* **Work request**: From the records below, copy the lines that include "html".

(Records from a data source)
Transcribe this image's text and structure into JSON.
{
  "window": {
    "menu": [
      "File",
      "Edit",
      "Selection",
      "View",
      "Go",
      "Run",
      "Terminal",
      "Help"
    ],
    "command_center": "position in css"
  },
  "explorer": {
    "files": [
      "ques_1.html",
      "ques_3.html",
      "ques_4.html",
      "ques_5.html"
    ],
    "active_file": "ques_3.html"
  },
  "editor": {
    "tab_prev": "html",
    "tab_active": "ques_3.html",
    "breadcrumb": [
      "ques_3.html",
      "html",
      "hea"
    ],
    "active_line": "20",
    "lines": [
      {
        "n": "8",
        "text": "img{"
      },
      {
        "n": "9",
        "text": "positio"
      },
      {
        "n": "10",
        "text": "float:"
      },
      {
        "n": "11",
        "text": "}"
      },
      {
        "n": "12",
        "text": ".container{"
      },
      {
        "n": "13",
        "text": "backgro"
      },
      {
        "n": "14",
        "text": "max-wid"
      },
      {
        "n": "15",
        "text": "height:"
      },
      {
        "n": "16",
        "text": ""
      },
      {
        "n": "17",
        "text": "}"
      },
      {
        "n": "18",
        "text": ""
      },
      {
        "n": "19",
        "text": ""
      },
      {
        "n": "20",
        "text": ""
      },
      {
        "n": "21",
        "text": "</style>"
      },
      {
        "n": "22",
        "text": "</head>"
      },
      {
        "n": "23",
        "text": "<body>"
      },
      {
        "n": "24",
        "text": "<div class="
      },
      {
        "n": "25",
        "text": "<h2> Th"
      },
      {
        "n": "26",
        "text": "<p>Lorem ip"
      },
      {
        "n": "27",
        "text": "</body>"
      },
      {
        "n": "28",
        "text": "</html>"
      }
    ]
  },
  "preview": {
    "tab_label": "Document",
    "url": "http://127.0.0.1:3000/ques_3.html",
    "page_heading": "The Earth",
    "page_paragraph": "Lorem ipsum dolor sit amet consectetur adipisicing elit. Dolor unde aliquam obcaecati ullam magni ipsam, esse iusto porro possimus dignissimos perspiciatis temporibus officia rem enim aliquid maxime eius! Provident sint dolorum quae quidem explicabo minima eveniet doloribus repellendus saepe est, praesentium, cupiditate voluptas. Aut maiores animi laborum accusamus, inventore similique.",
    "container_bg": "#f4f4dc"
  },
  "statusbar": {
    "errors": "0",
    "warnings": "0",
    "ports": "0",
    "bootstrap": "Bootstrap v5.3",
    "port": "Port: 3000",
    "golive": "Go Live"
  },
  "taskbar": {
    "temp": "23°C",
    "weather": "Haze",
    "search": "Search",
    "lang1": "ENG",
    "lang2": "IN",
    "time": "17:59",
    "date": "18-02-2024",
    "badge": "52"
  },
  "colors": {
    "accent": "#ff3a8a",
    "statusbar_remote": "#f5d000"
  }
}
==
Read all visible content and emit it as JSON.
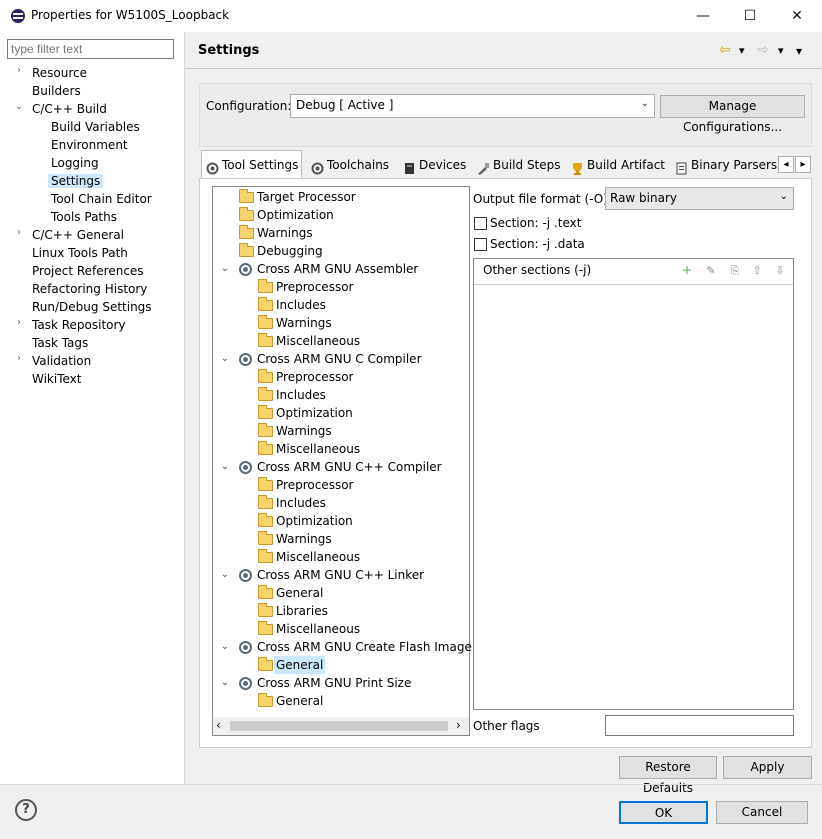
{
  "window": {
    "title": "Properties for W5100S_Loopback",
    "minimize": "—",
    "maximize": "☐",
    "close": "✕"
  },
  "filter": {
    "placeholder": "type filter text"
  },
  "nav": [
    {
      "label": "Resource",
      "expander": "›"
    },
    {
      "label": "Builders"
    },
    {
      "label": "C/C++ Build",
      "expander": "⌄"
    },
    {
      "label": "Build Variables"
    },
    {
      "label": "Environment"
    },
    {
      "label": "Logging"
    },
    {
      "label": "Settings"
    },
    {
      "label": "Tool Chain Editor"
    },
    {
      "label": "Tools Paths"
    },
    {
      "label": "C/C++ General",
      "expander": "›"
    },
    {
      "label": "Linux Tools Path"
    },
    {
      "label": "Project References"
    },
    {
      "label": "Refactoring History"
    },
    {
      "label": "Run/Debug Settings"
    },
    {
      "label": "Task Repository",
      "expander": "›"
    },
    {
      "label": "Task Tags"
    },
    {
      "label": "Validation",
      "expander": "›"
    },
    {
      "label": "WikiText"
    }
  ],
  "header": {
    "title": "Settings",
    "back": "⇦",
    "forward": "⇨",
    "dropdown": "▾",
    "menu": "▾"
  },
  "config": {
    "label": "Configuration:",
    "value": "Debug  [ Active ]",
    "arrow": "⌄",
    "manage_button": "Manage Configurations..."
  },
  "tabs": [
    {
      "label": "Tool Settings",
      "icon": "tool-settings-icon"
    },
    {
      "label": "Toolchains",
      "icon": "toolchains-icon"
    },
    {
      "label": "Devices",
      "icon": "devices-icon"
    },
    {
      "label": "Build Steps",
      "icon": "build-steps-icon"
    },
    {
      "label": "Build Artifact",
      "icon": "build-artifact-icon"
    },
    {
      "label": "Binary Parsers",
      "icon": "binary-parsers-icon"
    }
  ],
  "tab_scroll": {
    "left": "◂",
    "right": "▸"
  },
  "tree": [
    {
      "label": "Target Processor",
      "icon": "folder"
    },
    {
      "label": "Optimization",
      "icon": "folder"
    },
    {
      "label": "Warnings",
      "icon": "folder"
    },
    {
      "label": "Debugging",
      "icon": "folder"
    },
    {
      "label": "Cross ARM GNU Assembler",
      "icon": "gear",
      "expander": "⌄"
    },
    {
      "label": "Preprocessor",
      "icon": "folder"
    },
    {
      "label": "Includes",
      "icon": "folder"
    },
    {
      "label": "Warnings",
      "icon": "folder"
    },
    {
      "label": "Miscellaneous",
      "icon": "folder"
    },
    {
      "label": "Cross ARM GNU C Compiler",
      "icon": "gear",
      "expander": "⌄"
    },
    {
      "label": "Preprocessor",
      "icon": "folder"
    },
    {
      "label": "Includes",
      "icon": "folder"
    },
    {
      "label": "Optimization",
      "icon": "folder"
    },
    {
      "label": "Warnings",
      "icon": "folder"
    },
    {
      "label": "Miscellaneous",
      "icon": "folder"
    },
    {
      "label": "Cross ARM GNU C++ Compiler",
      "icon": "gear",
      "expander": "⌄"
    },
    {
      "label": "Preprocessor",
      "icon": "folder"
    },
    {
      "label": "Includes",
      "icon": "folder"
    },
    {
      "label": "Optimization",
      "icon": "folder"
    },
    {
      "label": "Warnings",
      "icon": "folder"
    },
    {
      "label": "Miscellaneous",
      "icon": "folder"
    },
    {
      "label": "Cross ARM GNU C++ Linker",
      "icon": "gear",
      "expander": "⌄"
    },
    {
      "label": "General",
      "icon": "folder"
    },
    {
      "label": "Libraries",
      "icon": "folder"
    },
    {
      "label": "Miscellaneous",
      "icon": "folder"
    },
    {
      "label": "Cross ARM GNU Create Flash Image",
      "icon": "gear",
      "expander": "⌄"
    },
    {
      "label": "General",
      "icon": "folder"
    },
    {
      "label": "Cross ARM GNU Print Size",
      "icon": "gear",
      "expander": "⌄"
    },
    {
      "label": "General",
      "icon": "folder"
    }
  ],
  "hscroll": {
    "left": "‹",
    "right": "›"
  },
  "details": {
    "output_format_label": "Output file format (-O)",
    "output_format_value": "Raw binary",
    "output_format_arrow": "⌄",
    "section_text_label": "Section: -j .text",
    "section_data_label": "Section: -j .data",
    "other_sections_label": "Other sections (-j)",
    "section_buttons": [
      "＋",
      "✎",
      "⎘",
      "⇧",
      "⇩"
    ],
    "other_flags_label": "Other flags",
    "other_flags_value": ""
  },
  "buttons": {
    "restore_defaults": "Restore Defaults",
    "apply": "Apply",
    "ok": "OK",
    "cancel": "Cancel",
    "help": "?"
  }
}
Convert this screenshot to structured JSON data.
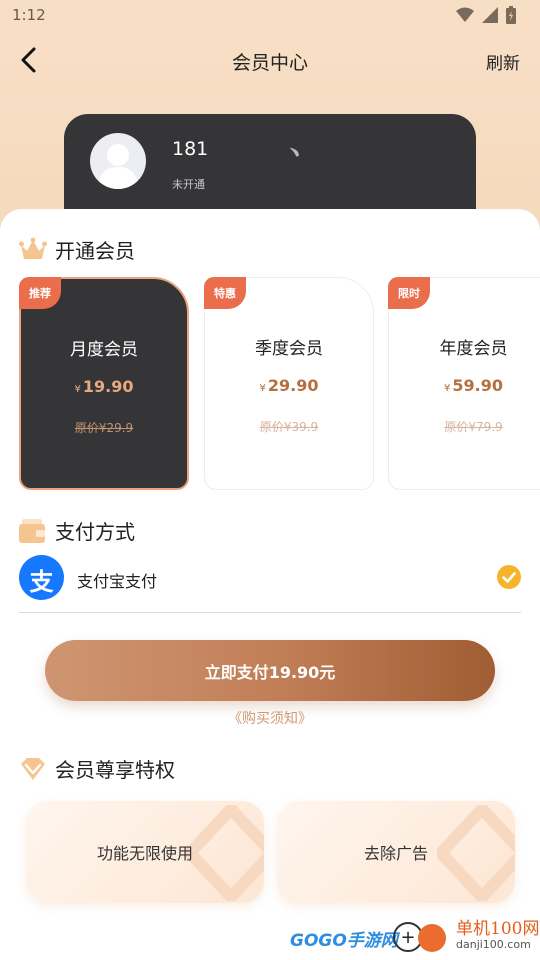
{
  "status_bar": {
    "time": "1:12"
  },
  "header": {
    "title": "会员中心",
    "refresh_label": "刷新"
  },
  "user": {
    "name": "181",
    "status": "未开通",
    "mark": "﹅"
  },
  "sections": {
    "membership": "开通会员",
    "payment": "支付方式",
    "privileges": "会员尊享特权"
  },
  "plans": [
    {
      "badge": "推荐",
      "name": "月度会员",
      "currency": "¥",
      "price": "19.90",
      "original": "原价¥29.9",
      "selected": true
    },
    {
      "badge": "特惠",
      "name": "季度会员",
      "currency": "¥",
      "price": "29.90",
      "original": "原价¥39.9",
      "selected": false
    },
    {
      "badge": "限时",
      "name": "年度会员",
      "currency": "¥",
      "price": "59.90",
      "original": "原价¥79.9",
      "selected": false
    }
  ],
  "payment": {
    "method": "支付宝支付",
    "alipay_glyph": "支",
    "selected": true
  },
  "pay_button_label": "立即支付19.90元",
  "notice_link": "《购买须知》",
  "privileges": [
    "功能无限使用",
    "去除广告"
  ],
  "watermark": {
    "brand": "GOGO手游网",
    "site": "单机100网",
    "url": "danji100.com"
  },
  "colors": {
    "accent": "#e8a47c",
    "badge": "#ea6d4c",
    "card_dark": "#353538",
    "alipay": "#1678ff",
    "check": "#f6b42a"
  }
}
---
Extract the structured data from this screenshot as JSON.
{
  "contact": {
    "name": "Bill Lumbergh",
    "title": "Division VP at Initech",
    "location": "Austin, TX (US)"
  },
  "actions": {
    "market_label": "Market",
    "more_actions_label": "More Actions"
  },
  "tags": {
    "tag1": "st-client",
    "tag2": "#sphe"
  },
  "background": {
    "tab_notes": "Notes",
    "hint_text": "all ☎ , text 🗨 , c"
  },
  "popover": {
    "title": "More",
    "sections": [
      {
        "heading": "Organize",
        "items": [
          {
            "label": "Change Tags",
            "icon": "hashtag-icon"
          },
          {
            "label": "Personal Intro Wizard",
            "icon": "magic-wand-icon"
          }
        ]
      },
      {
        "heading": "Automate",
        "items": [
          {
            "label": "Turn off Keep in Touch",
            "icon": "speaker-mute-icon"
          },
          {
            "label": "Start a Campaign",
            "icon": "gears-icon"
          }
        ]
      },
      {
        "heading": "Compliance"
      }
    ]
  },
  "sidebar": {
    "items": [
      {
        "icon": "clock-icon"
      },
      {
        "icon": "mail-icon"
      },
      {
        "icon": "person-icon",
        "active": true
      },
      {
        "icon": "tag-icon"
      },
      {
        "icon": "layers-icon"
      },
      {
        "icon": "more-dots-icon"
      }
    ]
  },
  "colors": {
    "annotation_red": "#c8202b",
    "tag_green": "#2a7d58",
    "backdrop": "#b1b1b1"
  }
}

* **Expected answer**:
      "ques_1.html",
      "ques_3.html",
      "ques_4.html",
      "ques_5.html"
    "active_file": "ques_3.html"
    "tab_prev": "html",
    "tab_active": "ques_3.html",
      "ques_3.html",
      "html",
        "text": "</html>"
    "url": "http://127.0.0.1:3000/ques_3.html",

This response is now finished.